── Data provided

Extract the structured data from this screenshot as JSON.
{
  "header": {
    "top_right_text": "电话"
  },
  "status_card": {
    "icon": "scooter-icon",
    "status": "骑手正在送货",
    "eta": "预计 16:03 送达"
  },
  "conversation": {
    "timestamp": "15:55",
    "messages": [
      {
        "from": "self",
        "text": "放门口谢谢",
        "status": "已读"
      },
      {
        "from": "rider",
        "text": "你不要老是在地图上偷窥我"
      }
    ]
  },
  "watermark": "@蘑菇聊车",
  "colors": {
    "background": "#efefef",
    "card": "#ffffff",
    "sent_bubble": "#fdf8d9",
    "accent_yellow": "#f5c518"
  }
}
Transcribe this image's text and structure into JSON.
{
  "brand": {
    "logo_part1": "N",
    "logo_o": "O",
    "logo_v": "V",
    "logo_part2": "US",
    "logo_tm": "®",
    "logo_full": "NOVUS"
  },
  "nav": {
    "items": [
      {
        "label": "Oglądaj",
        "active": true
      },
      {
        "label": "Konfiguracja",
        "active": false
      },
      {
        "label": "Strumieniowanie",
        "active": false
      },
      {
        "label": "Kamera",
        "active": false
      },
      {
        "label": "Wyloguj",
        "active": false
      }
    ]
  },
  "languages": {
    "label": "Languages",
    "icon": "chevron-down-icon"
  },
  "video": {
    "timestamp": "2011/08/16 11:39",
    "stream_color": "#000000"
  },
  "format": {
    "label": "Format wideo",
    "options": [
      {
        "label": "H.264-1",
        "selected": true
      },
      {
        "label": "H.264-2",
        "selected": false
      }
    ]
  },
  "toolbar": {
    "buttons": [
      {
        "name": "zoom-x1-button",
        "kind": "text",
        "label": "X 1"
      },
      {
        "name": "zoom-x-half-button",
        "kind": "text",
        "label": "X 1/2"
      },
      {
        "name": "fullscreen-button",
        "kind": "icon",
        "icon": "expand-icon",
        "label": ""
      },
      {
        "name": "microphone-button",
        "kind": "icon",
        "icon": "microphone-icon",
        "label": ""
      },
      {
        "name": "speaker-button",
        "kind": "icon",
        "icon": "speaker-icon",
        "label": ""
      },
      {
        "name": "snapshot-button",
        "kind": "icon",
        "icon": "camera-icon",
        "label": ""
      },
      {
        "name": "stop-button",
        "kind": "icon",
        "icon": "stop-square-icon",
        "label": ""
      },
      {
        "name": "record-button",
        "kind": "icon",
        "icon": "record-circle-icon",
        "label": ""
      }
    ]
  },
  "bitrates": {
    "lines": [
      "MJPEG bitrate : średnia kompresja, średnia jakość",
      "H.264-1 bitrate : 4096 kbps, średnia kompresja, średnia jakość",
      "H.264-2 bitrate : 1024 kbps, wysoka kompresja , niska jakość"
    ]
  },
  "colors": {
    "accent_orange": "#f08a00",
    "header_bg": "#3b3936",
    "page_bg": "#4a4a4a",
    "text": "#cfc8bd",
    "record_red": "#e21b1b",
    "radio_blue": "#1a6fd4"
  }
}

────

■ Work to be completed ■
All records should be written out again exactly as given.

■ Answer ■
Extract the structured data from this screenshot as JSON.
{
  "header": {
    "top_right_text": "电话"
  },
  "status_card": {
    "icon": "scooter-icon",
    "status": "骑手正在送货",
    "eta": "预计 16:03 送达"
  },
  "conversation": {
    "timestamp": "15:55",
    "messages": [
      {
        "from": "self",
        "text": "放门口谢谢",
        "status": "已读"
      },
      {
        "from": "rider",
        "text": "你不要老是在地图上偷窥我"
      }
    ]
  },
  "watermark": "@蘑菇聊车",
  "colors": {
    "background": "#efefef",
    "card": "#ffffff",
    "sent_bubble": "#fdf8d9",
    "accent_yellow": "#f5c518"
  }
}
Transcribe this image's text and structure into JSON.
{
  "brand": {
    "logo_part1": "N",
    "logo_o": "O",
    "logo_v": "V",
    "logo_part2": "US",
    "logo_tm": "®",
    "logo_full": "NOVUS"
  },
  "nav": {
    "items": [
      {
        "label": "Oglądaj",
        "active": true
      },
      {
        "label": "Konfiguracja",
        "active": false
      },
      {
        "label": "Strumieniowanie",
        "active": false
      },
      {
        "label": "Kamera",
        "active": false
      },
      {
        "label": "Wyloguj",
        "active": false
      }
    ]
  },
  "languages": {
    "label": "Languages",
    "icon": "chevron-down-icon"
  },
  "video": {
    "timestamp": "2011/08/16 11:39",
    "stream_color": "#000000"
  },
  "format": {
    "label": "Format wideo",
    "options": [
      {
        "label": "H.264-1",
        "selected": true
      },
      {
        "label": "H.264-2",
        "selected": false
      }
    ]
  },
  "toolbar": {
    "buttons": [
      {
        "name": "zoom-x1-button",
        "kind": "text",
        "label": "X 1"
      },
      {
        "name": "zoom-x-half-button",
        "kind": "text",
        "label": "X 1/2"
      },
      {
        "name": "fullscreen-button",
        "kind": "icon",
        "icon": "expand-icon",
        "label": ""
      },
      {
        "name": "microphone-button",
        "kind": "icon",
        "icon": "microphone-icon",
        "label": ""
      },
      {
        "name": "speaker-button",
        "kind": "icon",
        "icon": "speaker-icon",
        "label": ""
      },
      {
        "name": "snapshot-button",
        "kind": "icon",
        "icon": "camera-icon",
        "label": ""
      },
      {
        "name": "stop-button",
        "kind": "icon",
        "icon": "stop-square-icon",
        "label": ""
      },
      {
        "name": "record-button",
        "kind": "icon",
        "icon": "record-circle-icon",
        "label": ""
      }
    ]
  },
  "bitrates": {
    "lines": [
      "MJPEG bitrate : średnia kompresja, średnia jakość",
      "H.264-1 bitrate : 4096 kbps, średnia kompresja, średnia jakość",
      "H.264-2 bitrate : 1024 kbps, wysoka kompresja , niska jakość"
    ]
  },
  "colors": {
    "accent_orange": "#f08a00",
    "header_bg": "#3b3936",
    "page_bg": "#4a4a4a",
    "text": "#cfc8bd",
    "record_red": "#e21b1b",
    "radio_blue": "#1a6fd4"
  }
}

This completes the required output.